Description of the task :: Scan the entries below for the word "screenshot". Copy each line that has it.

Excerpts from an interface dataset:

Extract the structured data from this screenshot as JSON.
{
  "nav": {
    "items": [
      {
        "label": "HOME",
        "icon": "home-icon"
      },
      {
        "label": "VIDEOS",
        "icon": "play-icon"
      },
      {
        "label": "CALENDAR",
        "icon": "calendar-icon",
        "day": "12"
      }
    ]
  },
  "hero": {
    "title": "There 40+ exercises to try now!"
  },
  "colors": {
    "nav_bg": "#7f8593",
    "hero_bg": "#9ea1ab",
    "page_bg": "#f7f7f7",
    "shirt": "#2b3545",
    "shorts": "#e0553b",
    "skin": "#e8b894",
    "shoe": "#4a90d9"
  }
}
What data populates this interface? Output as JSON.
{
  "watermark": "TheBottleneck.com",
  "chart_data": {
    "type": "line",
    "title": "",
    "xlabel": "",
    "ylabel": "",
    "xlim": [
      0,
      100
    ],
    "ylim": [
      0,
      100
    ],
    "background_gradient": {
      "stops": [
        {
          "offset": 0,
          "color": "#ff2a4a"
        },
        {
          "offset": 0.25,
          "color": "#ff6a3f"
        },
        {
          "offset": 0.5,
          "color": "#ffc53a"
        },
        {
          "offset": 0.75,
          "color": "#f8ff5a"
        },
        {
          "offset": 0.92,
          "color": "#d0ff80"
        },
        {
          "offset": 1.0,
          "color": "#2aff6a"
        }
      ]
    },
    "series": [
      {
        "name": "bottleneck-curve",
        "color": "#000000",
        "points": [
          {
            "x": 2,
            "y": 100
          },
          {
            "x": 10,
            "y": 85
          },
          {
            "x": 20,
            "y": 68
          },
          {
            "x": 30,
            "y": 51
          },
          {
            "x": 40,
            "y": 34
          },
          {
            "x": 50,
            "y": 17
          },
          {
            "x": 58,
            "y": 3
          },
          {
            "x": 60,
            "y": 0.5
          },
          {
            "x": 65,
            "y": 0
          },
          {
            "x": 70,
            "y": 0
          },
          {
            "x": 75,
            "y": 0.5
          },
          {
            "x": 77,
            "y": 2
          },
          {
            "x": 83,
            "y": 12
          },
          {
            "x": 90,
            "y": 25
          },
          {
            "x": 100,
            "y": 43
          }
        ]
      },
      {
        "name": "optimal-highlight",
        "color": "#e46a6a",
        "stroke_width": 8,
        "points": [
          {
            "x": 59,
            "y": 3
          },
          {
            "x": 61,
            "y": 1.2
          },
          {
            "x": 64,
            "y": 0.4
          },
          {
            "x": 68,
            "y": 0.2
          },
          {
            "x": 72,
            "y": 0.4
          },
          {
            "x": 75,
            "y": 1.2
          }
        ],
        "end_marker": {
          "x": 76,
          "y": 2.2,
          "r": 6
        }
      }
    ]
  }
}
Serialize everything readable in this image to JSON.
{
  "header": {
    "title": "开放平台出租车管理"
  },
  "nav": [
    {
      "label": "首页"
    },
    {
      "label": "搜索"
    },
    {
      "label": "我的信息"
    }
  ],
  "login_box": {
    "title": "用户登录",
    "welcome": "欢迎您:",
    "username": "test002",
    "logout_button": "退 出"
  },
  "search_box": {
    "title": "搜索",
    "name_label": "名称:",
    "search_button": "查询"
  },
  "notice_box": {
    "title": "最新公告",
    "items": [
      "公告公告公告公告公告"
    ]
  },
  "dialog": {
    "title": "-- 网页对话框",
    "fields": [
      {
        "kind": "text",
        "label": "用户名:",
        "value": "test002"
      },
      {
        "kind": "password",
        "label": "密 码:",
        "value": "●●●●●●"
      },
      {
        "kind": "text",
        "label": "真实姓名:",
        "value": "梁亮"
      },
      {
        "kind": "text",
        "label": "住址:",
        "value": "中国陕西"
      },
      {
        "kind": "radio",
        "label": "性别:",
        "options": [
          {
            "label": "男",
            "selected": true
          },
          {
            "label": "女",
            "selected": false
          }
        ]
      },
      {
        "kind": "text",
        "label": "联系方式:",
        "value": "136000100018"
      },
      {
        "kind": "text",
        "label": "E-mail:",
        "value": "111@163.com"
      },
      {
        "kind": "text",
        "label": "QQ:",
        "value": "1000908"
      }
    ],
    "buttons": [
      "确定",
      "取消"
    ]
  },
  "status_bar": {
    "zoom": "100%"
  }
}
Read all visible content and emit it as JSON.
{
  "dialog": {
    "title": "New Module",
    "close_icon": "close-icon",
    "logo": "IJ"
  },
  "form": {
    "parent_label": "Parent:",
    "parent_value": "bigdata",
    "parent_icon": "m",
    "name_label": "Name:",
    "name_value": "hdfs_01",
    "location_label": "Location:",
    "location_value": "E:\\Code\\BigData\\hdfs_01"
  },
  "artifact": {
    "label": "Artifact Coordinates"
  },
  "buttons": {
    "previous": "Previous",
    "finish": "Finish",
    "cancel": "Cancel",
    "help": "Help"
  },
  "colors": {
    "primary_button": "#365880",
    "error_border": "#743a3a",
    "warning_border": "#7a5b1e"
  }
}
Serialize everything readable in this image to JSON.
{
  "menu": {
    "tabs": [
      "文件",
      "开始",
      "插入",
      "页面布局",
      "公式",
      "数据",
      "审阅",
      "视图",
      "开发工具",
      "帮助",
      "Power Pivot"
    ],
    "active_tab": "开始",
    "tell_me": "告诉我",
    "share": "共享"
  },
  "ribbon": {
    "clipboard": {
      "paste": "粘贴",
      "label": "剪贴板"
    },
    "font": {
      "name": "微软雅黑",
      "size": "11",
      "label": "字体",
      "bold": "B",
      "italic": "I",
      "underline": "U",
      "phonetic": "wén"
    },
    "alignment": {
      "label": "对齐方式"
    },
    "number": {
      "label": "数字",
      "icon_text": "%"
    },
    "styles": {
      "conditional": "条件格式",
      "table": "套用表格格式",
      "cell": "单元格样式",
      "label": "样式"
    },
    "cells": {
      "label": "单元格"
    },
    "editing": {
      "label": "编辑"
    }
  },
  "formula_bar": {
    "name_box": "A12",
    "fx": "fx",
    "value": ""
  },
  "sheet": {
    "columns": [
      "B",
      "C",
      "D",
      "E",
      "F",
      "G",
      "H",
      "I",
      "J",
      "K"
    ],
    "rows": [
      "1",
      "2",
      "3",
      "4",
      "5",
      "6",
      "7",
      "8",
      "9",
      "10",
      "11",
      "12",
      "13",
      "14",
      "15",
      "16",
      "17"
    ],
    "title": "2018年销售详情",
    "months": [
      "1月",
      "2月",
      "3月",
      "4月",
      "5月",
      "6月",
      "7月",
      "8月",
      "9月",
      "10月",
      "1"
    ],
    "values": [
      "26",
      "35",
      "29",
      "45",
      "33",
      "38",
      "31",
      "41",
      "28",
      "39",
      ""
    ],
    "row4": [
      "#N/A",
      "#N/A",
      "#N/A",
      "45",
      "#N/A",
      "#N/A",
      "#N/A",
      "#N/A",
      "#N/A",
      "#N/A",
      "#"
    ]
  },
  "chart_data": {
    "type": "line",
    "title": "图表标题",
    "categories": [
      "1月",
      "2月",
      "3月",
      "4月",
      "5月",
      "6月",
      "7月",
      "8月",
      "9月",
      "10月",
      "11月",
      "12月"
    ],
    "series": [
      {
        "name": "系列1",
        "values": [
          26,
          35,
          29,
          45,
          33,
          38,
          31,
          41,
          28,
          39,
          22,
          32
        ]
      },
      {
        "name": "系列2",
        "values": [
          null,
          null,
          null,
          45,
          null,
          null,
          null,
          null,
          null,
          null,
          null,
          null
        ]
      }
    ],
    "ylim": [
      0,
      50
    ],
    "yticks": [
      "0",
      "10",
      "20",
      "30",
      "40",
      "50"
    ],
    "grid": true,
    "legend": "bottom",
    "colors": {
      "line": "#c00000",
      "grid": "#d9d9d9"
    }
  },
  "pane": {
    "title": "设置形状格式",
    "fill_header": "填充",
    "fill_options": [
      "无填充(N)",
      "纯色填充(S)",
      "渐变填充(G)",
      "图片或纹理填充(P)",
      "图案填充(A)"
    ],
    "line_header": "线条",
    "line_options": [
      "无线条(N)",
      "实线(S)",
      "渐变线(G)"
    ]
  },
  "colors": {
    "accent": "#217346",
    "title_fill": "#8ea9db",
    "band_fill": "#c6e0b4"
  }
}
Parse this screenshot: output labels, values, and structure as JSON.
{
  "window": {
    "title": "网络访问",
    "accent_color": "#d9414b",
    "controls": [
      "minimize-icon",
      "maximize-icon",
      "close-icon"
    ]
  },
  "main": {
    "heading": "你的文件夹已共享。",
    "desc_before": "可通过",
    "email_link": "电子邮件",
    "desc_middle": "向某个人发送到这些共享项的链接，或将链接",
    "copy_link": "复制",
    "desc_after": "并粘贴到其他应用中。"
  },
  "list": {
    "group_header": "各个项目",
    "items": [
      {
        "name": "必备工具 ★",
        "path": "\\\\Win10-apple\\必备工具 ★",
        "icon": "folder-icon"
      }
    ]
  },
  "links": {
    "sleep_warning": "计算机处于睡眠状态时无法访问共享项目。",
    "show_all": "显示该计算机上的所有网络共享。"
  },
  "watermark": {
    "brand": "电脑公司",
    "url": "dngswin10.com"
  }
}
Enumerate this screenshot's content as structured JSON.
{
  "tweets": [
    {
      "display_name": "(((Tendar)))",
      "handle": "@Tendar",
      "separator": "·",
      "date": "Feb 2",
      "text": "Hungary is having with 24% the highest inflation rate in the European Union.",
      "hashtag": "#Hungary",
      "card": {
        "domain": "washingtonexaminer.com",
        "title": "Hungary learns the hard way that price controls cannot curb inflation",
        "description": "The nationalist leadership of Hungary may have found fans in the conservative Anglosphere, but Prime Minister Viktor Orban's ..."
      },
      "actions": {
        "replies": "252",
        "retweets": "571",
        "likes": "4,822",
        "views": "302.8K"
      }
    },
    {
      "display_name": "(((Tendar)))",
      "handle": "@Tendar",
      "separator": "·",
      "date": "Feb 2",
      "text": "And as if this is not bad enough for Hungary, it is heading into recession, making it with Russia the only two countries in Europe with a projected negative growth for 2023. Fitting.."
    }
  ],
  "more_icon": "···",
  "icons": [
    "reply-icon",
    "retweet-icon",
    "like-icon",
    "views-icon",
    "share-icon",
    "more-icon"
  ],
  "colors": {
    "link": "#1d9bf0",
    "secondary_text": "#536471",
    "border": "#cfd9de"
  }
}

Solution for this task ::
Extract the structured data from this screenshot as JSON.
Parse this screenshot: output labels, values, and structure as JSON.
Enumerate this screenshot's content as structured JSON.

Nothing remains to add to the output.